Jazz at Lincoln Center to Redesing, A Lead Gift by Mica Ertegun

Image Jazz at Lincoln Center plans to renovate the public spaces in Frederick P. Rose Hall, its home in the Time Warner Center at Columbus Circle. The project will commence in July, with an estimated cost of $18.5 million and a scheduled completion of December, according to an announcement to be made on Thursday. The redesign comes a decade after the opening of Rose Hall, known internally as the House of Swing, a roughly $130 million performing arts complex hailed at the time as an unprecedented achievement for any jazz organization. Since then there have been thousands of events in the hall’s three main rooms — the 1,233-seat Rose Theater, the glass-faced Appel Room (formerly the Allen Room), and Dizzy’s Club Coca-Cola — and the facility has become a prominent feature on the cultural landscape of New York City.

But the public spaces at Rose Hall have always felt like an afterthought, the rare part of the facility put together without an aesthetic. “We focused on building the greatest possible performance venues for the sound and feeling of jazz,” Wynton Marsalis, the organization’s artistic director, said in a statement. “We lifted far, far above our weight and got the House of Swing opened, but we didn’t raise enough to realize a vision for the atrium and interstitial spaces.”

The renovation was made possible through a lead gift by Mica Ertegun, whose husband Ahmet Ertegun, the founder of Atlantic Records, was a board member with Jazz at Lincoln Center from its establishment until his death in 2006.

The Ertegun Atrium, as it is to be renamed, will feature improved visibility of Columbus Circle and a terrace with room for small ensembles and cafe seating. Two new glass staircases will be installed to improve the flow between the hall’s two floors. And the Nesuhi Ertegun Jazz Hall of Fame — named for Ahmet’s brother and business partner, who died in 1989 — will be remade as a more interactive experience by Local Projects, which designed the media interfaces at the Sept. 11 Memorial Museum.

The designer at large for the project is Ennead Architects, which has renovated other leading arts spaces in New York, including Carnegie Hall, City Center and Symphony Space. Several years ago the firm redesigned the lobby, facade and entrance of the Public Theater.

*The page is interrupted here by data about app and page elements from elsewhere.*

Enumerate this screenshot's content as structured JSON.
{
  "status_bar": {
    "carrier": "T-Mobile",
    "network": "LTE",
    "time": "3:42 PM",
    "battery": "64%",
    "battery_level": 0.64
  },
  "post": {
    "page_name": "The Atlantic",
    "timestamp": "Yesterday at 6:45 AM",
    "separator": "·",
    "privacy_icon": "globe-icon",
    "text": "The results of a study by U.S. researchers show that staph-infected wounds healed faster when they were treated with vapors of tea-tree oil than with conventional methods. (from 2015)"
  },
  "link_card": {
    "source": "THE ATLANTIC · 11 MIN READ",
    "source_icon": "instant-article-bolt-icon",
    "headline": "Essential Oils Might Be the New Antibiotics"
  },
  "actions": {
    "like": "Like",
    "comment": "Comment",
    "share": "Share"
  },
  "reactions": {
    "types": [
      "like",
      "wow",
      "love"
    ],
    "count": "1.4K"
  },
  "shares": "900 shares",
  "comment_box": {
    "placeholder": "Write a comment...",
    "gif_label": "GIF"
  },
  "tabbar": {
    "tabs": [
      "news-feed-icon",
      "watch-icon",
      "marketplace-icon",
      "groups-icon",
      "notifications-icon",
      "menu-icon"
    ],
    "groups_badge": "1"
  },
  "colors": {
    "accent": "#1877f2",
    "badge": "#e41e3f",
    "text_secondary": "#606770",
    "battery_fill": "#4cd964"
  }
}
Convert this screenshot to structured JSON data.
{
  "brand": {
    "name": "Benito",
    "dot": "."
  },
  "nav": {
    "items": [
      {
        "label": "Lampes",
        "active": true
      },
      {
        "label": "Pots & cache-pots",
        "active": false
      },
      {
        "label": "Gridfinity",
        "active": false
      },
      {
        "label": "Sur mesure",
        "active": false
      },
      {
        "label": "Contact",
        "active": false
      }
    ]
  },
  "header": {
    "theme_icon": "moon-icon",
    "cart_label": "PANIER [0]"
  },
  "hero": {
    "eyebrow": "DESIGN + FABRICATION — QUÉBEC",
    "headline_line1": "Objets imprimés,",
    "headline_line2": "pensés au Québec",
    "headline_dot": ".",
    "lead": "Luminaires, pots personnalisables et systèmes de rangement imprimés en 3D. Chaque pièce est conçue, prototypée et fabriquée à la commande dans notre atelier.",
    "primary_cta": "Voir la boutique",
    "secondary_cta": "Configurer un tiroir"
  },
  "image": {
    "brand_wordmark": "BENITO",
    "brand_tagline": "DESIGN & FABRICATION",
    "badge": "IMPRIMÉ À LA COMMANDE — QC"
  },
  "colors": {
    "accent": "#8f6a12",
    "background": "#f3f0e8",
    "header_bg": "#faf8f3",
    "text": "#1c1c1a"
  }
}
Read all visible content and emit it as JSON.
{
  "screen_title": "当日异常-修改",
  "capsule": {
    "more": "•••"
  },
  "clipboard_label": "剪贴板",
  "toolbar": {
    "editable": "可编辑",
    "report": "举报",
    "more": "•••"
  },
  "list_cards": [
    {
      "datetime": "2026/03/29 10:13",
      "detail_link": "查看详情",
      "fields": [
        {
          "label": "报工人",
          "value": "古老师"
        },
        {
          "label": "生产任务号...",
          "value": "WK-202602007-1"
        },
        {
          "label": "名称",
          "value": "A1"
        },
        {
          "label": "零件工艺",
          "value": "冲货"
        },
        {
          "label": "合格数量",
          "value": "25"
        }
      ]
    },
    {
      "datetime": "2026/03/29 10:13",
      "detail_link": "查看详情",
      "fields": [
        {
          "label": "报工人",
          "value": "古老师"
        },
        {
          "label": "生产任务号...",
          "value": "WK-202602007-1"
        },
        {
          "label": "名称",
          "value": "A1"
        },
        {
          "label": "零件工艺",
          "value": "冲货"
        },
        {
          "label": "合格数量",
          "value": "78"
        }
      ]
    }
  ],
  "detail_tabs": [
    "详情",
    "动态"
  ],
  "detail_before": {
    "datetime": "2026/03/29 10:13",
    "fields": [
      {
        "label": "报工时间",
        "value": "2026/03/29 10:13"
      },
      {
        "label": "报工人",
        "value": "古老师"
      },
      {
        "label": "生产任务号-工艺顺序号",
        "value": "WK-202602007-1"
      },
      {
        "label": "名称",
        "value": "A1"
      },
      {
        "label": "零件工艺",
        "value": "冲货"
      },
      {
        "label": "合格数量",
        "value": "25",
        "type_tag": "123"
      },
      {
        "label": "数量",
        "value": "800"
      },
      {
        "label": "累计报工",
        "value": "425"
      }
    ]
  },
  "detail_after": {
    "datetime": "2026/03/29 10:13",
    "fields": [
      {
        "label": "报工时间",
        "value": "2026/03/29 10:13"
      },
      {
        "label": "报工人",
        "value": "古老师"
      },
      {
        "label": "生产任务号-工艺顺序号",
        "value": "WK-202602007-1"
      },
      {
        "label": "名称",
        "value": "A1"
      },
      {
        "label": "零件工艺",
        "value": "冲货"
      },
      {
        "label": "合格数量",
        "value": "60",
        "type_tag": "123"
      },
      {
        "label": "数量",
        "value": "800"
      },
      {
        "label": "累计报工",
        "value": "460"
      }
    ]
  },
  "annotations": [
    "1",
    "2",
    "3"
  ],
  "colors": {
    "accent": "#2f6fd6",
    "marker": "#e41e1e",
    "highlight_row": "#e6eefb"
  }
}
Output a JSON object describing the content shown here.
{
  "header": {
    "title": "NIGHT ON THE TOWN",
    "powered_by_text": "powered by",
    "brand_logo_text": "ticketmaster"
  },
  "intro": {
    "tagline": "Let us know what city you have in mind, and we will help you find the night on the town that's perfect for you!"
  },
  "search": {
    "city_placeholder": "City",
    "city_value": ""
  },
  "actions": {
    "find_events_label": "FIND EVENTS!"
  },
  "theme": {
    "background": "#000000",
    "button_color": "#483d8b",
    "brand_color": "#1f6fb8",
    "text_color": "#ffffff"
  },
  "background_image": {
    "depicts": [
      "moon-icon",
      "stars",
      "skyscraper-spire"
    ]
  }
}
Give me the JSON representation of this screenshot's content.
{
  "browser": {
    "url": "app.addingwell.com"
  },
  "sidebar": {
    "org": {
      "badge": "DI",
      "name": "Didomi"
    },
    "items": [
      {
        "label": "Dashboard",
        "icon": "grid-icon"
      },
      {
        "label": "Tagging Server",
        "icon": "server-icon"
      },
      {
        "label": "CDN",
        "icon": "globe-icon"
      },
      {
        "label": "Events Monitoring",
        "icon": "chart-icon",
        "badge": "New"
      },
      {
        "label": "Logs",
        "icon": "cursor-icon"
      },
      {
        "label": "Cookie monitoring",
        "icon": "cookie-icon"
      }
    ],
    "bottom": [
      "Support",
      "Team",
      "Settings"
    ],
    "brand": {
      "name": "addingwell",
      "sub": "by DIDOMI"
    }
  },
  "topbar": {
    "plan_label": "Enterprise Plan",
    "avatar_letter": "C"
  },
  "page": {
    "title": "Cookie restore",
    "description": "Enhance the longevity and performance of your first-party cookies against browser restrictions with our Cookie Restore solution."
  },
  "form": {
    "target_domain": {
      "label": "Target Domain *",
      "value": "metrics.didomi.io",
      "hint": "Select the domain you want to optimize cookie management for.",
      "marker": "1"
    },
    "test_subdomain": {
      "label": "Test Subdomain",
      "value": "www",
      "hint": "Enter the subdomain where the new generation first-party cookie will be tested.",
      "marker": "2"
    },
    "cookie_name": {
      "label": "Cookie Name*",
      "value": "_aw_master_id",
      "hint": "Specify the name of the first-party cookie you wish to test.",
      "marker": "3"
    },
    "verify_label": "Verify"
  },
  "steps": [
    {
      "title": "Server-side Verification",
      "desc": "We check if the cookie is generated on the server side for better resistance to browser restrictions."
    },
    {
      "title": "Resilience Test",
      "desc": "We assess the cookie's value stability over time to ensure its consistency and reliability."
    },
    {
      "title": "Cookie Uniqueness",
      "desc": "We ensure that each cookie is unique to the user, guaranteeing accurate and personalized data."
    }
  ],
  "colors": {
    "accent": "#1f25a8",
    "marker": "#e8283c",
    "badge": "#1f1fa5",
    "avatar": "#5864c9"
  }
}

Jazz at Lincoln Center programming will take a hiatus during the renovation, with the exception of Dizzy’s Club Coca-Cola, which will operate with only brief interruptions. Details for the 2015-16 season will be announced later this month. (By NATE CHINEN, NYT)
Last modified onSaturday, 06 May 2017 10:07